• **WHAT YOU SHOULD DO**:
In the entries that follow, find each line with the word "taskbar" and copy it.
=-=-=
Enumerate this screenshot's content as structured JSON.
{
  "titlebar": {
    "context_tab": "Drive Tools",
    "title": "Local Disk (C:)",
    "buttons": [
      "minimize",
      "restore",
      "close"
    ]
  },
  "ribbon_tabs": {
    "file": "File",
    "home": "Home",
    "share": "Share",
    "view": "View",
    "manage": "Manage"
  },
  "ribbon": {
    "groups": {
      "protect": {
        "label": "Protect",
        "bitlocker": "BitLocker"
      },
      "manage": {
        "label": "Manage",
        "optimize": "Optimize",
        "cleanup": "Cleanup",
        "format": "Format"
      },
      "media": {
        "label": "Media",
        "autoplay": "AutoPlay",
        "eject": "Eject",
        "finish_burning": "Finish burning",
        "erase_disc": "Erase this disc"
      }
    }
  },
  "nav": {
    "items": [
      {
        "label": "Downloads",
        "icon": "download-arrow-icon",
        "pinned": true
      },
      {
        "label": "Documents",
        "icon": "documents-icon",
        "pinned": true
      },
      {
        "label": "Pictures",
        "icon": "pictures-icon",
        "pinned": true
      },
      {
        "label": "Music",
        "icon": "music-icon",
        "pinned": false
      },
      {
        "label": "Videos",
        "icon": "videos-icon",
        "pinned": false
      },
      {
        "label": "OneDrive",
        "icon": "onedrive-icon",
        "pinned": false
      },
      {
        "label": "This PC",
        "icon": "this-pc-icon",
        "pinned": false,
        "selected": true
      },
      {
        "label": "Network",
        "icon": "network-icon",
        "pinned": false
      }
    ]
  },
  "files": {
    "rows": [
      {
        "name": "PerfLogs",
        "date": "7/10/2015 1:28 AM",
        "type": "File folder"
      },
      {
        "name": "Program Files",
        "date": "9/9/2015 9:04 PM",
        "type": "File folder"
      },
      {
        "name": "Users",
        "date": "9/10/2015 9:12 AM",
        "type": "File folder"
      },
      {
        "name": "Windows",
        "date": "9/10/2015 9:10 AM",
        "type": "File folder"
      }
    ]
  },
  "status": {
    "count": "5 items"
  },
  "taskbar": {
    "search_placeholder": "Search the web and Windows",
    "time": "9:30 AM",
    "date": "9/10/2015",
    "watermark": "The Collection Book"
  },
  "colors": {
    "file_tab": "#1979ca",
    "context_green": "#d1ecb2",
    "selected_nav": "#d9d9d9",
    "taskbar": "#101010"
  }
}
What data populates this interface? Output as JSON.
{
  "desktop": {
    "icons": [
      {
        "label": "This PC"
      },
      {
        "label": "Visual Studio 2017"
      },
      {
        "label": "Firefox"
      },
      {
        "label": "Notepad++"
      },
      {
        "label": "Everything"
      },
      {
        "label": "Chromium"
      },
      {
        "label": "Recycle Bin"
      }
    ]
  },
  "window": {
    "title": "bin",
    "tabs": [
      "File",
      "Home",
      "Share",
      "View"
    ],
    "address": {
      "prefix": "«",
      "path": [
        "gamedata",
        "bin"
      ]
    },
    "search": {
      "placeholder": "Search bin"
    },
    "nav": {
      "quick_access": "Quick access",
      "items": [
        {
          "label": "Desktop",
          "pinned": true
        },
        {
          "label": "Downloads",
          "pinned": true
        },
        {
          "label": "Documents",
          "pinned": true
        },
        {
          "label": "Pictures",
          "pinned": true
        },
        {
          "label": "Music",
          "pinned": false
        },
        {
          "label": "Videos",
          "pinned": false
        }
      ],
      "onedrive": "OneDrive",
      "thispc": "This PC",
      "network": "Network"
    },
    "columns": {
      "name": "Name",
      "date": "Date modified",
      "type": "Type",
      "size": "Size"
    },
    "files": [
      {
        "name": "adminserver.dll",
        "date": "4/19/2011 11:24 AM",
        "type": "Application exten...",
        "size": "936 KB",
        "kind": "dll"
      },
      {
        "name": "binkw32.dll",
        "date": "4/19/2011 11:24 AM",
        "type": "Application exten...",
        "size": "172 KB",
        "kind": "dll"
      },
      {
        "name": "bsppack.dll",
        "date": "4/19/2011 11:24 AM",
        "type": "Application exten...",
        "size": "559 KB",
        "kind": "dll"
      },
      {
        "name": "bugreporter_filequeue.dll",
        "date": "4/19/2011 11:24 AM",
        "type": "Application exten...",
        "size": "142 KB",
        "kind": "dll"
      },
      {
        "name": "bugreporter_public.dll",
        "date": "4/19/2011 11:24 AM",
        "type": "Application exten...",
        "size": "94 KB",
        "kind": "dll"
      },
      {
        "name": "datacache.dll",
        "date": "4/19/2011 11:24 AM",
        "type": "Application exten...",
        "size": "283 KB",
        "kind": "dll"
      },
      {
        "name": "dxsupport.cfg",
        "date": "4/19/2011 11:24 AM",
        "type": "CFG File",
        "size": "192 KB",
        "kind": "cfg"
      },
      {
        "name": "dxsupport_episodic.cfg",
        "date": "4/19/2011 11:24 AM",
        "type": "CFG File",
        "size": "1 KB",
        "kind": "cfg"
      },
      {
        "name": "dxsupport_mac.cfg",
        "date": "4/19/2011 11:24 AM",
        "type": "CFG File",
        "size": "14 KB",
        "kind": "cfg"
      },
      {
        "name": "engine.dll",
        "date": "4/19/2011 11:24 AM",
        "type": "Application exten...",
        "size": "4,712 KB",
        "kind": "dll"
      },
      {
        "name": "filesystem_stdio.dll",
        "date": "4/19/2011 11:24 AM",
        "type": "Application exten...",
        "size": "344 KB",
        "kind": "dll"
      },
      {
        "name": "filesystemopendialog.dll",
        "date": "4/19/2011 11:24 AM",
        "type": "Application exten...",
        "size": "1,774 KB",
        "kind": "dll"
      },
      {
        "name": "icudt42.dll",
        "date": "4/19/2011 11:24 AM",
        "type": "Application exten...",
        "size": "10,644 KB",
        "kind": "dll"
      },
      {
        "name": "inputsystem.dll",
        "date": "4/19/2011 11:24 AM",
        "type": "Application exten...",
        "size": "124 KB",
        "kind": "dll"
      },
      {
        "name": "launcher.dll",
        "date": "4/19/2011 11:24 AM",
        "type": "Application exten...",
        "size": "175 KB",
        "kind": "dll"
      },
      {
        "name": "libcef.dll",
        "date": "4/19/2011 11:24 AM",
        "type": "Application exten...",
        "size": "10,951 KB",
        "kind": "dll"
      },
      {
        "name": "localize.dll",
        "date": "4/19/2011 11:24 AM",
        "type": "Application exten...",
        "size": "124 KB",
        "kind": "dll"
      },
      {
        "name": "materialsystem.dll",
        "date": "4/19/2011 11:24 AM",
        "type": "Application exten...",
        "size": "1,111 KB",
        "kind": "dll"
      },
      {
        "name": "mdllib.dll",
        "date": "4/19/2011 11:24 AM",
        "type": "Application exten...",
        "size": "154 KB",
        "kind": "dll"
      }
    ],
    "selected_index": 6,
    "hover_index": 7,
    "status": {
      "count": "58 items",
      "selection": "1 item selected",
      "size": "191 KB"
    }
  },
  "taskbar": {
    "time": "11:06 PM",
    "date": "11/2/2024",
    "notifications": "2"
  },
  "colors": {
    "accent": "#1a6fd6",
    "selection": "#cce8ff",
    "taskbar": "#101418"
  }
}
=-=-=
• **WRITTEN SOLUTION**:
  "taskbar": {
    "taskbar": "#101010"
  "taskbar": {
    "taskbar": "#101418"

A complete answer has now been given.